I absolutely love to go to people’s homes and work with their dogs. I always liked it more than instructing group classes and am lucky, and deeply grateful, that I get to do only what I love these days.
The primary reason why I love it so much is cause I get to study many dogs in their natural setting, and I get a chance to make a dog feel better where he lives.
The other reason is that I meet many fantastic, and interesting people. Almost every one of my clients I like on a personal level. I typically don’t meet the jerks that mistreat their dogs. I guess, someone who hires me is already non-aggressive by nature, even if he or she used punitive methods in the past because a “professional” advised to do so.

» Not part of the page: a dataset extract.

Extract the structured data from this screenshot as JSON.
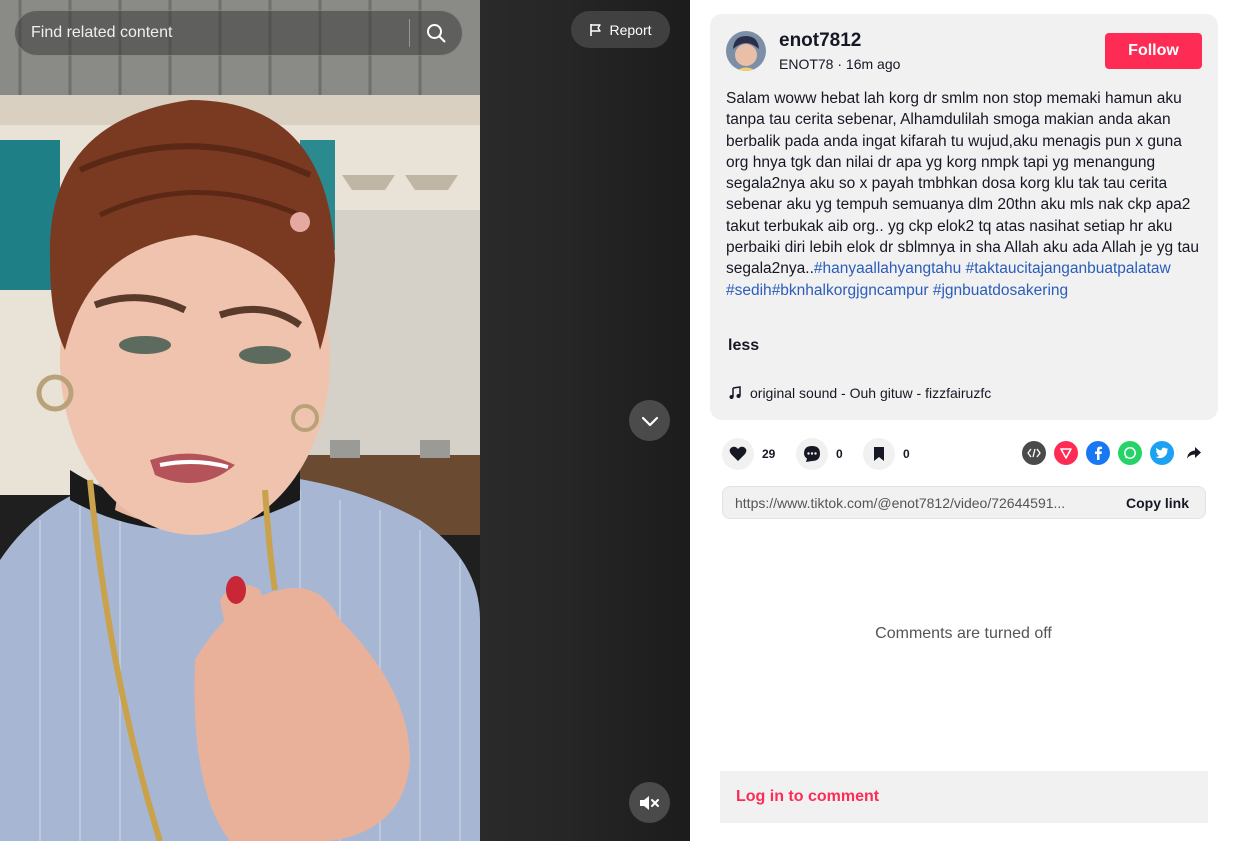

I don’t envy today’s lay-dog-owners, because there is so much conflicting information out there that leaves many utterly confused. Not surprising that I am asked many questions during a consultation, which I welcome, cause it gives me a chance to add clarity. No question is a stupid one is also true regarding dog behavior.
Yesterday, a mother of two young children asked about the best way to approach a strange dog, after asking the owner’s permission – with an open hand, or made into a fist.
Here is the answer I gave:
Although it is understandable that children want to pat a dog, I would rather discourage, than encourage it. Only if the dog gives clear signals that he wants nothing more than to say hello, and has enough self-control to remain calm, should the child be permitted to approach. In other words, don’t ask the owner; ask the dog. Many owners don’t read a dog’s subtle discomfort signals very well, and although the dog might not bite, he might also not like to be touched by strangers very much.
A dog who loves children will say so with a lowered body, open and neutral mouth, soft eyes, fluid body and swooshingly wagging tail – not fast wagging, and not still. And he will reliably stay soft and fluid when children touch and pet and investigate. With those dogs, it doesn’t matter if the child is approaching with an open or closed hand. A dog who loves kids won’t bite.
For all dogs who don’t fall into that category, who are a bit concerned or conflicted about little hands they don’t know touching, the answer is: no petting allowed. Mothers and fathers, don’t take it personally when a dog does not share your feelings for your little darling. He is not a bad dog, or necessarily aggressive. He just wants his space respected by strangers. Like you do. I mean, how would you feel if a stranger were to ask to hug your child because she is so cute!
So hands-off, unless the dog signals unambiguously that he really wants the attention and feels very comfortable with it.
If you have a question, see me at the upcoming Dog Expo at the Halifax Forum on Feb. 21 (info at www.gpac.ca/content/node/202). As long as it has to do with dogs, you’ll get an answer – or at least an expert opinion based on what I learned and experienced over the last 15 or so years.
I will also have a few Dump Dog copies for sale, which I’ll sign for you.
Hope to see you there.